WHAT YOU ARE ASKED TO DO:
Every line of the material is to be set down again without any change.

EXERCISE INPUTS:
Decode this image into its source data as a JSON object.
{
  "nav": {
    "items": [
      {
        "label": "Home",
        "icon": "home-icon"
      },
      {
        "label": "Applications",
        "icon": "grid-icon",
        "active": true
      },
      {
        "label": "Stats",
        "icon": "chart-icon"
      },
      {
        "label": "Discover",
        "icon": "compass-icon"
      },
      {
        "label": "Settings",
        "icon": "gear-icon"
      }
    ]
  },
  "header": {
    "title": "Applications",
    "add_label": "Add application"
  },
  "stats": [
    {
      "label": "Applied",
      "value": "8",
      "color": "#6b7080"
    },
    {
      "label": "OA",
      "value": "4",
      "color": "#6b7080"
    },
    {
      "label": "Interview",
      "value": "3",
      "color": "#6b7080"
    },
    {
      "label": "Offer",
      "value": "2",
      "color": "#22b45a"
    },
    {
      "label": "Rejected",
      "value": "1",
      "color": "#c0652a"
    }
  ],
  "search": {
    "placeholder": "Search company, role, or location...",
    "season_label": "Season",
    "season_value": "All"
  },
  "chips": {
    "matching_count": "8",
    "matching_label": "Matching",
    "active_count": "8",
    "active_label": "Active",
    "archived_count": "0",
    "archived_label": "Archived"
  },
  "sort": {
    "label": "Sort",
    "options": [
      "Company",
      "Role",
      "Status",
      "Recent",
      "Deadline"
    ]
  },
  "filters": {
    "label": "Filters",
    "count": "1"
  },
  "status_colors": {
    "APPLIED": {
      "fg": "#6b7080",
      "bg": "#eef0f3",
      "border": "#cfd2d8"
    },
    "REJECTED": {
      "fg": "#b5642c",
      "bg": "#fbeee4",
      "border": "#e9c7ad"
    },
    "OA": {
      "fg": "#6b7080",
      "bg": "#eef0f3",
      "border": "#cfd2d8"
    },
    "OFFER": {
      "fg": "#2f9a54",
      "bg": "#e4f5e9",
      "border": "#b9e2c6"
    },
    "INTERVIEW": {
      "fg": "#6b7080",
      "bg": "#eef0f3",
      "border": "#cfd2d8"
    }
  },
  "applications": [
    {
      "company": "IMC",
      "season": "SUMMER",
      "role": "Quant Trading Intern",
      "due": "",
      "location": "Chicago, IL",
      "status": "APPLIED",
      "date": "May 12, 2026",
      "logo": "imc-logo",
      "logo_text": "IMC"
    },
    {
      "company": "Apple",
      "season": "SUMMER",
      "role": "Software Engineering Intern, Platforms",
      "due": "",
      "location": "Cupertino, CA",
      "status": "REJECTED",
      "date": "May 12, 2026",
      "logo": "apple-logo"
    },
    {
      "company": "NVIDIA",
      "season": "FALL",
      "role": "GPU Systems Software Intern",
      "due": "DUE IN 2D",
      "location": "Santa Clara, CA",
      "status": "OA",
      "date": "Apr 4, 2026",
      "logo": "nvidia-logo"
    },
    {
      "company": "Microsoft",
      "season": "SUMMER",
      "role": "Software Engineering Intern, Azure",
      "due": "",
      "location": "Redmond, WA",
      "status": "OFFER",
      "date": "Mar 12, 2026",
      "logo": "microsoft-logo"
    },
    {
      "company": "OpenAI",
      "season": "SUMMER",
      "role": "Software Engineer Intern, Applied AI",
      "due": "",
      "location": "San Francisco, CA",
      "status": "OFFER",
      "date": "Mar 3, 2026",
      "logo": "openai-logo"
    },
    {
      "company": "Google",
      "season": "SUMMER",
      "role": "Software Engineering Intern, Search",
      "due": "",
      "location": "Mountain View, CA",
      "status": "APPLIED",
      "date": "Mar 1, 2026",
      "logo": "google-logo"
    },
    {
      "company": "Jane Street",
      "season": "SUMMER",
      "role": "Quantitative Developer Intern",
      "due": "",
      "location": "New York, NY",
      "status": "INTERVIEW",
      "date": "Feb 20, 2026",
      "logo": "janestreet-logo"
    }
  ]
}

RESPONSE TO THIS EXERCISE:
Decode this image into its source data as a JSON object.
{
  "nav": {
    "items": [
      {
        "label": "Home",
        "icon": "home-icon"
      },
      {
        "label": "Applications",
        "icon": "grid-icon",
        "active": true
      },
      {
        "label": "Stats",
        "icon": "chart-icon"
      },
      {
        "label": "Discover",
        "icon": "compass-icon"
      },
      {
        "label": "Settings",
        "icon": "gear-icon"
      }
    ]
  },
  "header": {
    "title": "Applications",
    "add_label": "Add application"
  },
  "stats": [
    {
      "label": "Applied",
      "value": "8",
      "color": "#6b7080"
    },
    {
      "label": "OA",
      "value": "4",
      "color": "#6b7080"
    },
    {
      "label": "Interview",
      "value": "3",
      "color": "#6b7080"
    },
    {
      "label": "Offer",
      "value": "2",
      "color": "#22b45a"
    },
    {
      "label": "Rejected",
      "value": "1",
      "color": "#c0652a"
    }
  ],
  "search": {
    "placeholder": "Search company, role, or location...",
    "season_label": "Season",
    "season_value": "All"
  },
  "chips": {
    "matching_count": "8",
    "matching_label": "Matching",
    "active_count": "8",
    "active_label": "Active",
    "archived_count": "0",
    "archived_label": "Archived"
  },
  "sort": {
    "label": "Sort",
    "options": [
      "Company",
      "Role",
      "Status",
      "Recent",
      "Deadline"
    ]
  },
  "filters": {
    "label": "Filters",
    "count": "1"
  },
  "status_colors": {
    "APPLIED": {
      "fg": "#6b7080",
      "bg": "#eef0f3",
      "border": "#cfd2d8"
    },
    "REJECTED": {
      "fg": "#b5642c",
      "bg": "#fbeee4",
      "border": "#e9c7ad"
    },
    "OA": {
      "fg": "#6b7080",
      "bg": "#eef0f3",
      "border": "#cfd2d8"
    },
    "OFFER": {
      "fg": "#2f9a54",
      "bg": "#e4f5e9",
      "border": "#b9e2c6"
    },
    "INTERVIEW": {
      "fg": "#6b7080",
      "bg": "#eef0f3",
      "border": "#cfd2d8"
    }
  },
  "applications": [
    {
      "company": "IMC",
      "season": "SUMMER",
      "role": "Quant Trading Intern",
      "due": "",
      "location": "Chicago, IL",
      "status": "APPLIED",
      "date": "May 12, 2026",
      "logo": "imc-logo",
      "logo_text": "IMC"
    },
    {
      "company": "Apple",
      "season": "SUMMER",
      "role": "Software Engineering Intern, Platforms",
      "due": "",
      "location": "Cupertino, CA",
      "status": "REJECTED",
      "date": "May 12, 2026",
      "logo": "apple-logo"
    },
    {
      "company": "NVIDIA",
      "season": "FALL",
      "role": "GPU Systems Software Intern",
      "due": "DUE IN 2D",
      "location": "Santa Clara, CA",
      "status": "OA",
      "date": "Apr 4, 2026",
      "logo": "nvidia-logo"
    },
    {
      "company": "Microsoft",
      "season": "SUMMER",
      "role": "Software Engineering Intern, Azure",
      "due": "",
      "location": "Redmond, WA",
      "status": "OFFER",
      "date": "Mar 12, 2026",
      "logo": "microsoft-logo"
    },
    {
      "company": "OpenAI",
      "season": "SUMMER",
      "role": "Software Engineer Intern, Applied AI",
      "due": "",
      "location": "San Francisco, CA",
      "status": "OFFER",
      "date": "Mar 3, 2026",
      "logo": "openai-logo"
    },
    {
      "company": "Google",
      "season": "SUMMER",
      "role": "Software Engineering Intern, Search",
      "due": "",
      "location": "Mountain View, CA",
      "status": "APPLIED",
      "date": "Mar 1, 2026",
      "logo": "google-logo"
    },
    {
      "company": "Jane Street",
      "season": "SUMMER",
      "role": "Quantitative Developer Intern",
      "due": "",
      "location": "New York, NY",
      "status": "INTERVIEW",
      "date": "Feb 20, 2026",
      "logo": "janestreet-logo"
    }
  ]
}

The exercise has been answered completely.